Ford claimed “more than 315 horsepower” when it first detailed the car in February, and this announcement more than fulfills that promise. The word comes ahead of the 2015 Goodwood Festival of Speed, where Ford rally driver and RS development consultant Ken Block will run the all-wheel-drive superhatch up the hill.
Also confirmed: the RS’s torque figure, which comes in at 325 lb-ft between 2000 and 4500 rpm. An overboost function allows for a maximum of 347 lb-ft for up to 15 seconds when the driver’s right foot is buried against the firewall. (For further comparison, the Golf R peaks at 280 lb-ft and the STI at 290.) The EcoBoost’s rev limiter cuts in at 6800 rpm.
People continue to harp that this is more than the Subaru WRX STI. Yes it is…that’s extremely obvious. But there are some things that Subaru has going for it’s flagship.
The WRX STI will be a LOT cheaper and less limited, production-wise.
As well, the Subaru offers true AWD. Having 100% power directed to the rears or fronts means that the car isn’t really AWD. Yes, such a system gives better fuel economy, but I highly doubt it’s going to be as agile in inclement weather with such a system. Subaru’s AWD technology is very much second-to-none when compared to all cars in it’s category and several outside of it’s genre.
Resale value will be another item to ponder with the Focus RS, even with it being sold in limited qualities, will they retain value as well as Subaru’s STIs? Blue Book value one a 2011 Subaru WRX STI that was sold at $32,000 can be between $24,500 and $29,500 (low price being rough value and high price being excellent condition value)…that’s on a 4-year old JAPANESE make. In my opinion, that’s extreme value retainment for a car that isn’t really considered a limited edition model (they are sold in limited quantities but are not limited to such low counts as to be considered a limited edition model). The Focus RS may retain value just as well or even better, but only because it would be an actual limited production car, which probably makes comparing resale an apples/oranges comparison.
Subaru’s aftermarket is HUGE…much larger than Ford’s Focus aftermarket. The Focus may have better modification potential due to it’s more modern engine, but it’s a bit difficult to compare modification potential objectively since the technology between the two engines are so different. I doubt the Focus RS aftermarket will top Subaru’s, since the car will be sold in limited numbers.
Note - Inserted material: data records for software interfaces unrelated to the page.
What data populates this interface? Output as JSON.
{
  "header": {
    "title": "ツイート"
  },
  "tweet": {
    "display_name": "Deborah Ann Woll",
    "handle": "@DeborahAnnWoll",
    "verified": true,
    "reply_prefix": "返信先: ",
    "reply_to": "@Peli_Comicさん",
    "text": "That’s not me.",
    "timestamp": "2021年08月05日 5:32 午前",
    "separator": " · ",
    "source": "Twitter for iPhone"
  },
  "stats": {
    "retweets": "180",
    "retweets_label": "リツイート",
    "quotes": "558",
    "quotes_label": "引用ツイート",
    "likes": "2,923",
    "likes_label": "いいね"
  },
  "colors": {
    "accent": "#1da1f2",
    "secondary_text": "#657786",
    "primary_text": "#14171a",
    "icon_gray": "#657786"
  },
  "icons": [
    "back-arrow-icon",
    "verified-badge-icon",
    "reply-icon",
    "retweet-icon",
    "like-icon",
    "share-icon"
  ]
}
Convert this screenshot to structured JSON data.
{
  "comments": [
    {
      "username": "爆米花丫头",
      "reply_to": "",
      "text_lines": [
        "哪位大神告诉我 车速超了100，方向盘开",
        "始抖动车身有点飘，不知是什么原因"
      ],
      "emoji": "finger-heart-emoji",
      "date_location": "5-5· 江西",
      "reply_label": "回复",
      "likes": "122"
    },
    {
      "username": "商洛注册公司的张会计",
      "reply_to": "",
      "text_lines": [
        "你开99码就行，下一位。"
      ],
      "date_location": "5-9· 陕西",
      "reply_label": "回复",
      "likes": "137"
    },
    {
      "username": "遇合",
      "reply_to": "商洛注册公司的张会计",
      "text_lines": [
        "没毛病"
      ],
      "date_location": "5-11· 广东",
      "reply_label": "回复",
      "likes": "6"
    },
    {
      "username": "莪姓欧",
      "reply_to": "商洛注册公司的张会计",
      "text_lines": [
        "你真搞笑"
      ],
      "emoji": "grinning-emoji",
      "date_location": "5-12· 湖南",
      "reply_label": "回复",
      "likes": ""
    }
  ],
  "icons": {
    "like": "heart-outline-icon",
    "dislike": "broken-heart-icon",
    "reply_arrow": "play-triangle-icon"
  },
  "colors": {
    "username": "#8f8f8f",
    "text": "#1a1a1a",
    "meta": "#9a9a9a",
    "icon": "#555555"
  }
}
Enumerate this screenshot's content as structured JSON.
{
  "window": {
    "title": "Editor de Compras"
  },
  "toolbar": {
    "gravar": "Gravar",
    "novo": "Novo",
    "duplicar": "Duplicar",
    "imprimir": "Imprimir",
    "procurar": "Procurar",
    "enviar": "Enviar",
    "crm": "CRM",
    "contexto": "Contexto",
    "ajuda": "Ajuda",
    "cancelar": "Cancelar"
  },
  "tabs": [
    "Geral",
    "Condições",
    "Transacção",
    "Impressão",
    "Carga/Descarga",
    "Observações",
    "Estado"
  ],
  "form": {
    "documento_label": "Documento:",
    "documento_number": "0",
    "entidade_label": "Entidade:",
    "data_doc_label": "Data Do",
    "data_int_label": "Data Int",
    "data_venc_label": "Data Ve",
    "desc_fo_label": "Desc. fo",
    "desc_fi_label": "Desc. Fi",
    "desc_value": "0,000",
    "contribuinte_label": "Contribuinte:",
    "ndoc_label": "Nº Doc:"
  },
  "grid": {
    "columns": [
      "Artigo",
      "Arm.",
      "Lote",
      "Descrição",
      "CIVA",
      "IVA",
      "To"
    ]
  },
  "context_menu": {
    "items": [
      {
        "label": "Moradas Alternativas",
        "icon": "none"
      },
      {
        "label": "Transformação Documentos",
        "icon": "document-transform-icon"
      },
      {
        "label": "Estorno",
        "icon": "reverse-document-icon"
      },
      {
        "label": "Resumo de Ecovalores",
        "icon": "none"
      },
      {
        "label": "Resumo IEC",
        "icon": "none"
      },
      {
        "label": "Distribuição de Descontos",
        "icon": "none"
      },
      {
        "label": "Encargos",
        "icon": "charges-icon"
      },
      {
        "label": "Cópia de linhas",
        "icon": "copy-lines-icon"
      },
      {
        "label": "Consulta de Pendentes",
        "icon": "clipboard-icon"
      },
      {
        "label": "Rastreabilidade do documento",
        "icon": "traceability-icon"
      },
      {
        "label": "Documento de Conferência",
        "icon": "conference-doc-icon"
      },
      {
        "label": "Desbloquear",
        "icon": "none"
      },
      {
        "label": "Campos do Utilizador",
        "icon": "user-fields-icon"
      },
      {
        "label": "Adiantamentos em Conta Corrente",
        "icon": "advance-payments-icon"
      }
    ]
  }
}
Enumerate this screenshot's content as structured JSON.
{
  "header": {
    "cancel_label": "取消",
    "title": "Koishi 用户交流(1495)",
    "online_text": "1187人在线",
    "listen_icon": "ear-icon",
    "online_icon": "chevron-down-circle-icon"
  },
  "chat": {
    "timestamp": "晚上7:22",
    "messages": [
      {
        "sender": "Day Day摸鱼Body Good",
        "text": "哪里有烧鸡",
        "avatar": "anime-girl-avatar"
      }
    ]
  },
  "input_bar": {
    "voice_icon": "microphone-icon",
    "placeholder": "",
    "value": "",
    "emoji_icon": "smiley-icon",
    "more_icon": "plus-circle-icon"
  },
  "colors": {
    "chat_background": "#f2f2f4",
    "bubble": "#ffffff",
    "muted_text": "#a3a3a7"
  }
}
There’s no doubt the Focus will be the better car, but that’ doesn’t mean the STI will become irrelevant. Ford will have to prove it’s better…on racing circuits and in video and e-zine reviews…not just on paper. And, again, there’s a drastic difference between the two cars. The Focus RS would better compare to the Mercedes CLA-45 AMG (which is a front-biased AWD car with 350-HP from a turbocharged inline-four — it has much more in common with the Ford Focus RS than a Subaru WRX STI).